> What is expected:
What the answer must contain is every line of the records, exactly, with no pictures.

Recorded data

▬▬▬▬▬▬▬▬▬▬

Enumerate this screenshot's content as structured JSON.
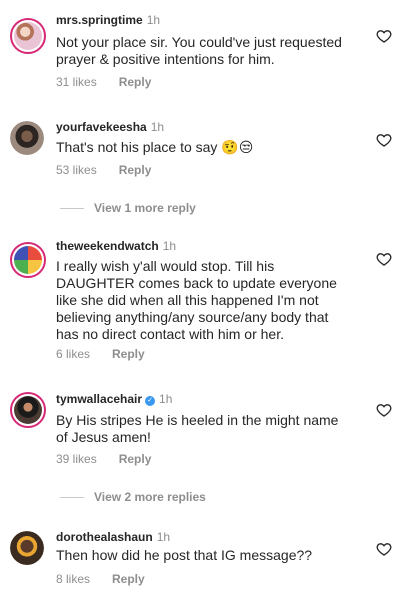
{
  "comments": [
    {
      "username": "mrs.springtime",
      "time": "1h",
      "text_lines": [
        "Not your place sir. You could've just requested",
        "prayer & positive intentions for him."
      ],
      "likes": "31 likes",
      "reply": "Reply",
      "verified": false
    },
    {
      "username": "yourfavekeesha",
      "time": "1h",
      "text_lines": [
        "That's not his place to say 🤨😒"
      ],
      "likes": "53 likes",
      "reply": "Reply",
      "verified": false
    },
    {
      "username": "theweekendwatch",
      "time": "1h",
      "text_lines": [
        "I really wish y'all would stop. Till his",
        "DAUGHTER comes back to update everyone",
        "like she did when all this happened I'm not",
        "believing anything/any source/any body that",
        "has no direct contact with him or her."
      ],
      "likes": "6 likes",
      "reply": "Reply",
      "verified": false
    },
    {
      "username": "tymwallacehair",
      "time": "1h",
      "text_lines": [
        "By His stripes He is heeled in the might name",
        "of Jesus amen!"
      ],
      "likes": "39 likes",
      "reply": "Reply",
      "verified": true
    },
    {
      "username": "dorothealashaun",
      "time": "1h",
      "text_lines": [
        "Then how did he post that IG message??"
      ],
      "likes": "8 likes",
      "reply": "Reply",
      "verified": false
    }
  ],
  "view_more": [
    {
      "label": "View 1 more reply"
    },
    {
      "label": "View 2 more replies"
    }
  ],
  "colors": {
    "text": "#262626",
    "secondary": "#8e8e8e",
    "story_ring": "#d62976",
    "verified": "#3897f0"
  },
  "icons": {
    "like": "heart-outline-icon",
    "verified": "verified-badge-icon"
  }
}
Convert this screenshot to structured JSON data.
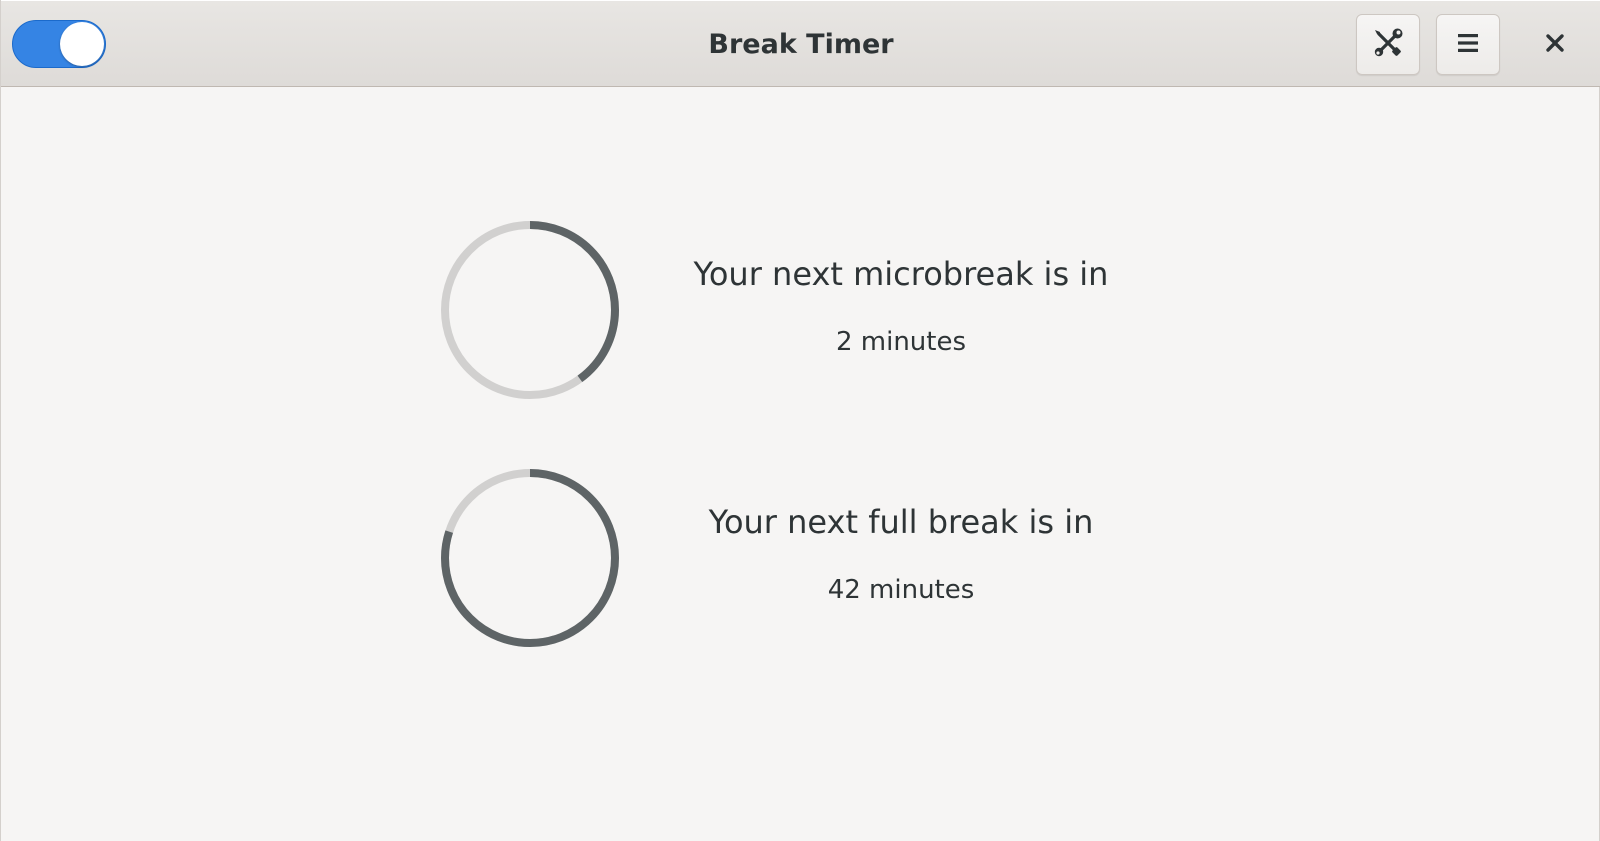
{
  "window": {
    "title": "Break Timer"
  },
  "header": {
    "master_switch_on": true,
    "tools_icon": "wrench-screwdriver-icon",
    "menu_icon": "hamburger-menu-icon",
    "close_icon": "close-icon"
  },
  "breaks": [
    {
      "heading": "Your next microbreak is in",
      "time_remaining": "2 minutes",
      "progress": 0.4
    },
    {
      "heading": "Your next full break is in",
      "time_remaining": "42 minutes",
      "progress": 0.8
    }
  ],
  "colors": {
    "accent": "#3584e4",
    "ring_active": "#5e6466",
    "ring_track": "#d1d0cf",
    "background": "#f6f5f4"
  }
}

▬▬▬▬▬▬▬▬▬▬

> Exercise solution:
Enumerate this screenshot's content as structured JSON.
{
  "comments": [
    {
      "username": "mrs.springtime",
      "time": "1h",
      "text_lines": [
        "Not your place sir. You could've just requested",
        "prayer & positive intentions for him."
      ],
      "likes": "31 likes",
      "reply": "Reply",
      "verified": false
    },
    {
      "username": "yourfavekeesha",
      "time": "1h",
      "text_lines": [
        "That's not his place to say 🤨😒"
      ],
      "likes": "53 likes",
      "reply": "Reply",
      "verified": false
    },
    {
      "username": "theweekendwatch",
      "time": "1h",
      "text_lines": [
        "I really wish y'all would stop. Till his",
        "DAUGHTER comes back to update everyone",
        "like she did when all this happened I'm not",
        "believing anything/any source/any body that",
        "has no direct contact with him or her."
      ],
      "likes": "6 likes",
      "reply": "Reply",
      "verified": false
    },
    {
      "username": "tymwallacehair",
      "time": "1h",
      "text_lines": [
        "By His stripes He is heeled in the might name",
        "of Jesus amen!"
      ],
      "likes": "39 likes",
      "reply": "Reply",
      "verified": true
    },
    {
      "username": "dorothealashaun",
      "time": "1h",
      "text_lines": [
        "Then how did he post that IG message??"
      ],
      "likes": "8 likes",
      "reply": "Reply",
      "verified": false
    }
  ],
  "view_more": [
    {
      "label": "View 1 more reply"
    },
    {
      "label": "View 2 more replies"
    }
  ],
  "colors": {
    "text": "#262626",
    "secondary": "#8e8e8e",
    "story_ring": "#d62976",
    "verified": "#3897f0"
  },
  "icons": {
    "like": "heart-outline-icon",
    "verified": "verified-badge-icon"
  }
}
Convert this screenshot to structured JSON data.
{
  "window": {
    "title": "Break Timer"
  },
  "header": {
    "master_switch_on": true,
    "tools_icon": "wrench-screwdriver-icon",
    "menu_icon": "hamburger-menu-icon",
    "close_icon": "close-icon"
  },
  "breaks": [
    {
      "heading": "Your next microbreak is in",
      "time_remaining": "2 minutes",
      "progress": 0.4
    },
    {
      "heading": "Your next full break is in",
      "time_remaining": "42 minutes",
      "progress": 0.8
    }
  ],
  "colors": {
    "accent": "#3584e4",
    "ring_active": "#5e6466",
    "ring_track": "#d1d0cf",
    "background": "#f6f5f4"
  }
}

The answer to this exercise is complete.